Material for this task Start Marker

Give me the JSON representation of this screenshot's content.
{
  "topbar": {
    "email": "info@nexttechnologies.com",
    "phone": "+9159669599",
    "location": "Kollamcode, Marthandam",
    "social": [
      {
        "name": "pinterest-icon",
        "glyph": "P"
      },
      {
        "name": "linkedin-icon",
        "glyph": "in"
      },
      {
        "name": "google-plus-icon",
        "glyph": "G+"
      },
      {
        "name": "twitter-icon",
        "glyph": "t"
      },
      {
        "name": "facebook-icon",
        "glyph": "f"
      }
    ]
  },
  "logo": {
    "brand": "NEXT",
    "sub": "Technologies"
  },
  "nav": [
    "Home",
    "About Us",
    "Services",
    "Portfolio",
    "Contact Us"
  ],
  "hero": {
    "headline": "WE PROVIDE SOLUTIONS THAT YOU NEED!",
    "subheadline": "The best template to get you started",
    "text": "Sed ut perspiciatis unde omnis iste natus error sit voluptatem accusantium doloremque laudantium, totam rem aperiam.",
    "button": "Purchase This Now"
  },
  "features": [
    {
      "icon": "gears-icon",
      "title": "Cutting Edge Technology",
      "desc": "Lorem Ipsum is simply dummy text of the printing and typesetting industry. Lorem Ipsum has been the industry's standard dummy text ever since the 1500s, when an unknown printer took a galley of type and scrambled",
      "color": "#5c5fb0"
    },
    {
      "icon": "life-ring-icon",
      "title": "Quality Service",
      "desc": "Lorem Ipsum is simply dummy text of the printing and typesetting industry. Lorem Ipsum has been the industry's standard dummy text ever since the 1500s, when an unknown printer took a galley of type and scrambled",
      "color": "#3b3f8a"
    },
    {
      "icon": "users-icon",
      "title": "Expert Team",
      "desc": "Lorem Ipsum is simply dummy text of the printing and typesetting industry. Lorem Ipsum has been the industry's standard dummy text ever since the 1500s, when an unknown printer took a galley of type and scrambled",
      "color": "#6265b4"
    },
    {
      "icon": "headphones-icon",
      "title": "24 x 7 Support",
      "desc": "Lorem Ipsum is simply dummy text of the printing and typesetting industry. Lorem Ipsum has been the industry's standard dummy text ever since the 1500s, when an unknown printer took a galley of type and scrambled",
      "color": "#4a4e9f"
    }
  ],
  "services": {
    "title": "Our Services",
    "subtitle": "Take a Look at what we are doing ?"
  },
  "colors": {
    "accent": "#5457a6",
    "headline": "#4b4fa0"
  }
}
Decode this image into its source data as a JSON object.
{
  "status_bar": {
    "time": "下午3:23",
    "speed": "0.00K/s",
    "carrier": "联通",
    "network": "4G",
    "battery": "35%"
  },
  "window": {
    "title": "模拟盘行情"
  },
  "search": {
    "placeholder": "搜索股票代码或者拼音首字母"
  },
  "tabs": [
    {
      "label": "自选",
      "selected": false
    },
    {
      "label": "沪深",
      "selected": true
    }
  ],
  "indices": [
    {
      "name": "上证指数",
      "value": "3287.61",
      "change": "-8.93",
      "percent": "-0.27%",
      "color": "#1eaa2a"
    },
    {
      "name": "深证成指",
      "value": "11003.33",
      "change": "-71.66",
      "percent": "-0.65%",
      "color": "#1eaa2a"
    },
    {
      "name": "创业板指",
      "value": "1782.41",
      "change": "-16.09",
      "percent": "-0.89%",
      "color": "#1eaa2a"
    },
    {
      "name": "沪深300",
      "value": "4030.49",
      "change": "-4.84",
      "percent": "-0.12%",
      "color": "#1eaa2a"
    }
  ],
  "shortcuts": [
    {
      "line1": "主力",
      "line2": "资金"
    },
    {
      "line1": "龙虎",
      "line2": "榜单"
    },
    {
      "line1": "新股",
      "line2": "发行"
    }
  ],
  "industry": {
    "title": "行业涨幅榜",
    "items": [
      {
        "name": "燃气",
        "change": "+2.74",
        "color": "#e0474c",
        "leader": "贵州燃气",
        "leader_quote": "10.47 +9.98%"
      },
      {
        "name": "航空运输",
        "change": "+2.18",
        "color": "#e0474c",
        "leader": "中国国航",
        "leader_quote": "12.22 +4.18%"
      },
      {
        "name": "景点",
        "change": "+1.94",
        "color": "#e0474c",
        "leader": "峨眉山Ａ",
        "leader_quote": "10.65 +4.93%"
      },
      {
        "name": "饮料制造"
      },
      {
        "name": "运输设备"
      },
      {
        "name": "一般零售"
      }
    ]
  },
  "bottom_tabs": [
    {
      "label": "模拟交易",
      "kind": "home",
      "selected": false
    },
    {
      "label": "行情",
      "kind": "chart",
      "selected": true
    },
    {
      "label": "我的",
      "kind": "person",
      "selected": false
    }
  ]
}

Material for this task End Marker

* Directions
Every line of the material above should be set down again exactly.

* Answer for the task
Give me the JSON representation of this screenshot's content.
{
  "topbar": {
    "email": "info@nexttechnologies.com",
    "phone": "+9159669599",
    "location": "Kollamcode, Marthandam",
    "social": [
      {
        "name": "pinterest-icon",
        "glyph": "P"
      },
      {
        "name": "linkedin-icon",
        "glyph": "in"
      },
      {
        "name": "google-plus-icon",
        "glyph": "G+"
      },
      {
        "name": "twitter-icon",
        "glyph": "t"
      },
      {
        "name": "facebook-icon",
        "glyph": "f"
      }
    ]
  },
  "logo": {
    "brand": "NEXT",
    "sub": "Technologies"
  },
  "nav": [
    "Home",
    "About Us",
    "Services",
    "Portfolio",
    "Contact Us"
  ],
  "hero": {
    "headline": "WE PROVIDE SOLUTIONS THAT YOU NEED!",
    "subheadline": "The best template to get you started",
    "text": "Sed ut perspiciatis unde omnis iste natus error sit voluptatem accusantium doloremque laudantium, totam rem aperiam.",
    "button": "Purchase This Now"
  },
  "features": [
    {
      "icon": "gears-icon",
      "title": "Cutting Edge Technology",
      "desc": "Lorem Ipsum is simply dummy text of the printing and typesetting industry. Lorem Ipsum has been the industry's standard dummy text ever since the 1500s, when an unknown printer took a galley of type and scrambled",
      "color": "#5c5fb0"
    },
    {
      "icon": "life-ring-icon",
      "title": "Quality Service",
      "desc": "Lorem Ipsum is simply dummy text of the printing and typesetting industry. Lorem Ipsum has been the industry's standard dummy text ever since the 1500s, when an unknown printer took a galley of type and scrambled",
      "color": "#3b3f8a"
    },
    {
      "icon": "users-icon",
      "title": "Expert Team",
      "desc": "Lorem Ipsum is simply dummy text of the printing and typesetting industry. Lorem Ipsum has been the industry's standard dummy text ever since the 1500s, when an unknown printer took a galley of type and scrambled",
      "color": "#6265b4"
    },
    {
      "icon": "headphones-icon",
      "title": "24 x 7 Support",
      "desc": "Lorem Ipsum is simply dummy text of the printing and typesetting industry. Lorem Ipsum has been the industry's standard dummy text ever since the 1500s, when an unknown printer took a galley of type and scrambled",
      "color": "#4a4e9f"
    }
  ],
  "services": {
    "title": "Our Services",
    "subtitle": "Take a Look at what we are doing ?"
  },
  "colors": {
    "accent": "#5457a6",
    "headline": "#4b4fa0"
  }
}
Decode this image into its source data as a JSON object.
{
  "status_bar": {
    "time": "下午3:23",
    "speed": "0.00K/s",
    "carrier": "联通",
    "network": "4G",
    "battery": "35%"
  },
  "window": {
    "title": "模拟盘行情"
  },
  "search": {
    "placeholder": "搜索股票代码或者拼音首字母"
  },
  "tabs": [
    {
      "label": "自选",
      "selected": false
    },
    {
      "label": "沪深",
      "selected": true
    }
  ],
  "indices": [
    {
      "name": "上证指数",
      "value": "3287.61",
      "change": "-8.93",
      "percent": "-0.27%",
      "color": "#1eaa2a"
    },
    {
      "name": "深证成指",
      "value": "11003.33",
      "change": "-71.66",
      "percent": "-0.65%",
      "color": "#1eaa2a"
    },
    {
      "name": "创业板指",
      "value": "1782.41",
      "change": "-16.09",
      "percent": "-0.89%",
      "color": "#1eaa2a"
    },
    {
      "name": "沪深300",
      "value": "4030.49",
      "change": "-4.84",
      "percent": "-0.12%",
      "color": "#1eaa2a"
    }
  ],
  "shortcuts": [
    {
      "line1": "主力",
      "line2": "资金"
    },
    {
      "line1": "龙虎",
      "line2": "榜单"
    },
    {
      "line1": "新股",
      "line2": "发行"
    }
  ],
  "industry": {
    "title": "行业涨幅榜",
    "items": [
      {
        "name": "燃气",
        "change": "+2.74",
        "color": "#e0474c",
        "leader": "贵州燃气",
        "leader_quote": "10.47 +9.98%"
      },
      {
        "name": "航空运输",
        "change": "+2.18",
        "color": "#e0474c",
        "leader": "中国国航",
        "leader_quote": "12.22 +4.18%"
      },
      {
        "name": "景点",
        "change": "+1.94",
        "color": "#e0474c",
        "leader": "峨眉山Ａ",
        "leader_quote": "10.65 +4.93%"
      },
      {
        "name": "饮料制造"
      },
      {
        "name": "运输设备"
      },
      {
        "name": "一般零售"
      }
    ]
  },
  "bottom_tabs": [
    {
      "label": "模拟交易",
      "kind": "home",
      "selected": false
    },
    {
      "label": "行情",
      "kind": "chart",
      "selected": true
    },
    {
      "label": "我的",
      "kind": "person",
      "selected": false
    }
  ]
}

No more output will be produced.